• **SOURCE INFORMATION**
- Opening Delimiter -
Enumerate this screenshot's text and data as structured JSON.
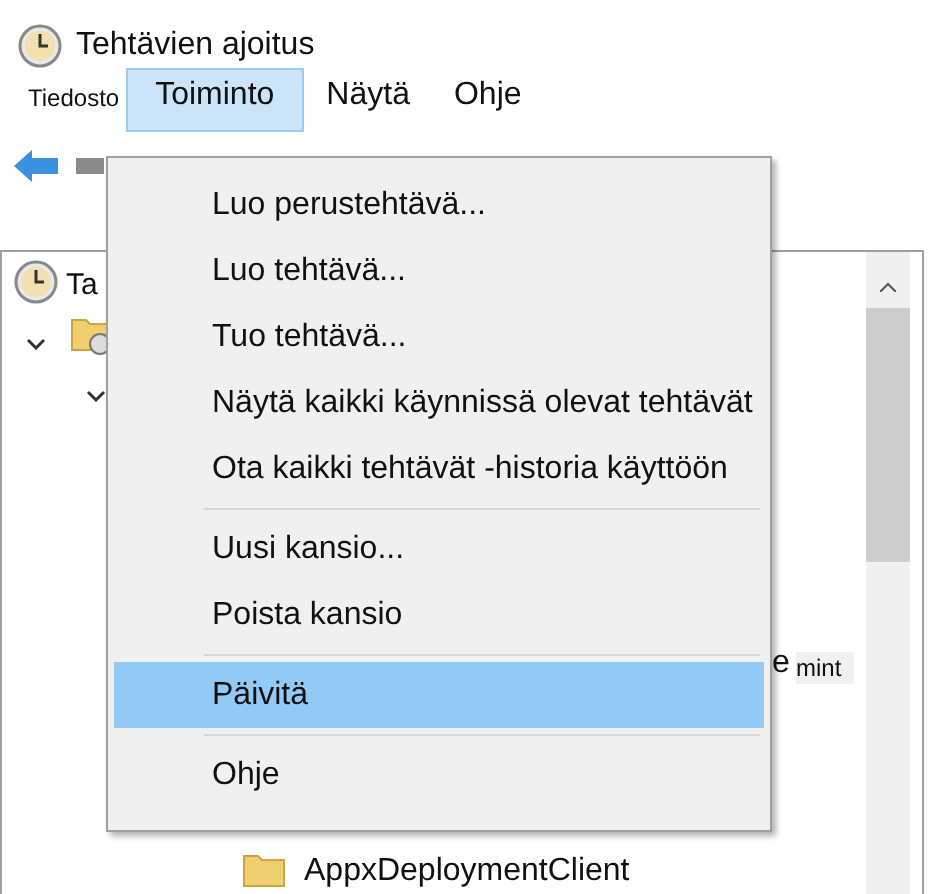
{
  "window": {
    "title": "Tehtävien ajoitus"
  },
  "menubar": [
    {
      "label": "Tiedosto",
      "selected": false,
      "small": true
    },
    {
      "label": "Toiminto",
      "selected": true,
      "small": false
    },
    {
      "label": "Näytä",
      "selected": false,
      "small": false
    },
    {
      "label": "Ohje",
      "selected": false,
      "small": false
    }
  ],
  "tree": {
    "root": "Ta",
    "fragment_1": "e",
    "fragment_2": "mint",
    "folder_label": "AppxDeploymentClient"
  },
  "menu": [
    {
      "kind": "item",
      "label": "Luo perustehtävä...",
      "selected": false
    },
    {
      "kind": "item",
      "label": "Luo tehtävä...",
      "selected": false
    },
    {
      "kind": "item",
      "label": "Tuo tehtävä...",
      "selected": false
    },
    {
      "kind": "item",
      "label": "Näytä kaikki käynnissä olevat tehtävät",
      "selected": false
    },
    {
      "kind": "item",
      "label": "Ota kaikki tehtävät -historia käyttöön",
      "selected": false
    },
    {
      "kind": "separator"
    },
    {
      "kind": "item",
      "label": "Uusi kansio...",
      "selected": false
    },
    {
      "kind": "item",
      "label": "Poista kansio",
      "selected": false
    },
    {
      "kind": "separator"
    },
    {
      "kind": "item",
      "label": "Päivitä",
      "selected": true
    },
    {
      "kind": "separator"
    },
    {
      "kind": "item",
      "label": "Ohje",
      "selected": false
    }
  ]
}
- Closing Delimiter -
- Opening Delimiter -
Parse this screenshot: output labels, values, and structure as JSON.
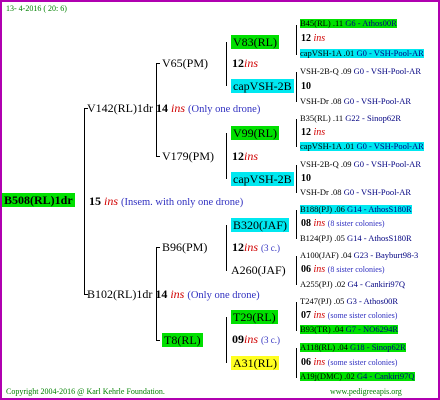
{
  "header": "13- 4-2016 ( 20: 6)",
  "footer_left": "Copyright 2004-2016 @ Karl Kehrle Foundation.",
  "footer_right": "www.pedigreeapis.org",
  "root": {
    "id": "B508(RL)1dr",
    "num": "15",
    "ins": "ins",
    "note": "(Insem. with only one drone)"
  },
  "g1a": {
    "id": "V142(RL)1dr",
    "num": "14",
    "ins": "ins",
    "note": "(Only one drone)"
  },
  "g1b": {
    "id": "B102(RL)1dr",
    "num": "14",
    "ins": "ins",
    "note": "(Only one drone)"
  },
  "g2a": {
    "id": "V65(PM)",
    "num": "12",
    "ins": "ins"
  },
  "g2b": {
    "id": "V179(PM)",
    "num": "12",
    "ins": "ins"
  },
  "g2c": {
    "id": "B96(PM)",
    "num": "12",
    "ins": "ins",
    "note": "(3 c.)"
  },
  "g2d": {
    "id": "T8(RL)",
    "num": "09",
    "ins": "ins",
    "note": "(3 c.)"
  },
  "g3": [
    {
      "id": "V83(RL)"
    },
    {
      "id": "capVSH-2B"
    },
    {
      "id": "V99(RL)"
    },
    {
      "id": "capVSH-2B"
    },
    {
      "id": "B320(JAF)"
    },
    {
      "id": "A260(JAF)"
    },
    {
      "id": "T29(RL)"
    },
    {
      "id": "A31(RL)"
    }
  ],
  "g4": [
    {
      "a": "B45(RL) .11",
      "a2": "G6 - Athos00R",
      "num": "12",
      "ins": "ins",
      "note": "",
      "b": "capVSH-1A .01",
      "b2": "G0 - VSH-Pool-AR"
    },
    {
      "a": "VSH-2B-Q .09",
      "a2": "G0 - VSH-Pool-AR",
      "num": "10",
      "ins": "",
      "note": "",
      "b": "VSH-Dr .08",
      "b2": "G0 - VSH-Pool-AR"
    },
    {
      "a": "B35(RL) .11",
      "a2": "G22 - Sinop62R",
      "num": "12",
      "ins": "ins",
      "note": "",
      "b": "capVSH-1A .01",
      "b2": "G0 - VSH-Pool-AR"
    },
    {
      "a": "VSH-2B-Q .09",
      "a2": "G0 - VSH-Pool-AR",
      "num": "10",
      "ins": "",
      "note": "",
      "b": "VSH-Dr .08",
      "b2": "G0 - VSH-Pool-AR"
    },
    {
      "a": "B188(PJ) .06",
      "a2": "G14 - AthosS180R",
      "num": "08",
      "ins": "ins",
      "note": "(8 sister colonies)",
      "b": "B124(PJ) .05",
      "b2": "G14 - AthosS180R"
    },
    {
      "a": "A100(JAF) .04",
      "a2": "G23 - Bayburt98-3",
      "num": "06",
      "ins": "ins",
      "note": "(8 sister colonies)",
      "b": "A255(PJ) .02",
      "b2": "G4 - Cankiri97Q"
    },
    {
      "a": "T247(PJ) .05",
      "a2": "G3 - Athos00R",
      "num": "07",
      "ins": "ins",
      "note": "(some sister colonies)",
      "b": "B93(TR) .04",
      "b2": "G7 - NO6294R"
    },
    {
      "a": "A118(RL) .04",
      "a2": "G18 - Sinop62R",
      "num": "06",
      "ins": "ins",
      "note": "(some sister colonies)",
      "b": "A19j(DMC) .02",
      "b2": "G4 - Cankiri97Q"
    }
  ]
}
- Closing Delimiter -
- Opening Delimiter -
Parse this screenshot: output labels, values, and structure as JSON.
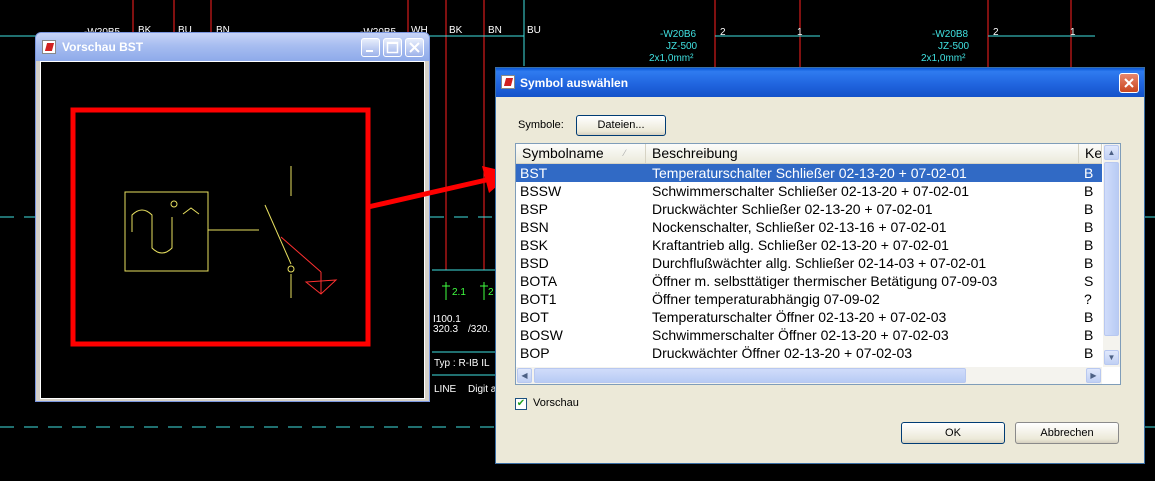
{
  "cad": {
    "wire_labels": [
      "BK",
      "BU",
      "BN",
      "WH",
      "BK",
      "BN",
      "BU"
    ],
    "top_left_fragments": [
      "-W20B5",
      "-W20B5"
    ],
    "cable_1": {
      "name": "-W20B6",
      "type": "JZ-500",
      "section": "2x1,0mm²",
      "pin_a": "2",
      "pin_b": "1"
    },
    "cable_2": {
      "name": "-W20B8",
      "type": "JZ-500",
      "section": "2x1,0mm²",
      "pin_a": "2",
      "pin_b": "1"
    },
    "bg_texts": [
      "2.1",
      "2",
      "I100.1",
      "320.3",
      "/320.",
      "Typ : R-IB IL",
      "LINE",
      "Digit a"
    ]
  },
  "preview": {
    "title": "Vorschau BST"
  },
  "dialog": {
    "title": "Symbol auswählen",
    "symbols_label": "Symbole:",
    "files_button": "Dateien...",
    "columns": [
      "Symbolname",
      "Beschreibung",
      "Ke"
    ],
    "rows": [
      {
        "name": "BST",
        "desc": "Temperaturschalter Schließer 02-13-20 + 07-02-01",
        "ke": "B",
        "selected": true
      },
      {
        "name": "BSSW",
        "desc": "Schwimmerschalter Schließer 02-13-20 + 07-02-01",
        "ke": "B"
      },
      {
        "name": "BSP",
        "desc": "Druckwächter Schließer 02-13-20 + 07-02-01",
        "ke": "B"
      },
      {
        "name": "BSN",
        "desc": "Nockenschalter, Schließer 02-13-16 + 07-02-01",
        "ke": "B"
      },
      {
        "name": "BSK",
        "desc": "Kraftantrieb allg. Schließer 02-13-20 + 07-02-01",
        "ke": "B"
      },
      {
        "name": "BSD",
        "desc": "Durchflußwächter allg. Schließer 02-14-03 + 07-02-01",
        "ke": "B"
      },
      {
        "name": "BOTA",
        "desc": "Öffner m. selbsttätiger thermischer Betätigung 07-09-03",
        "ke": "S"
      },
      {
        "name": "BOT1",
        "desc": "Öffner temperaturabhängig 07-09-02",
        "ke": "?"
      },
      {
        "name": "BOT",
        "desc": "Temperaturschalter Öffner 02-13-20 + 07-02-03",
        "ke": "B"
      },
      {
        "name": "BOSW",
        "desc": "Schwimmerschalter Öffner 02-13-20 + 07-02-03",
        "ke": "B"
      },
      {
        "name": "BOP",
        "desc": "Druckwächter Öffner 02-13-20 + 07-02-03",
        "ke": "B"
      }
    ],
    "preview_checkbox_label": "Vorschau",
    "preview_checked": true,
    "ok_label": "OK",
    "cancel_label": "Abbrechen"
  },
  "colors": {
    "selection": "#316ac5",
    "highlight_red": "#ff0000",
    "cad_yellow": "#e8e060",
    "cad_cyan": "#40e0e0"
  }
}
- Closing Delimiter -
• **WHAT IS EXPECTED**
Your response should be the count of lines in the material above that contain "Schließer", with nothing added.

• **OUTPUT FOR THIS EXERCISE**
6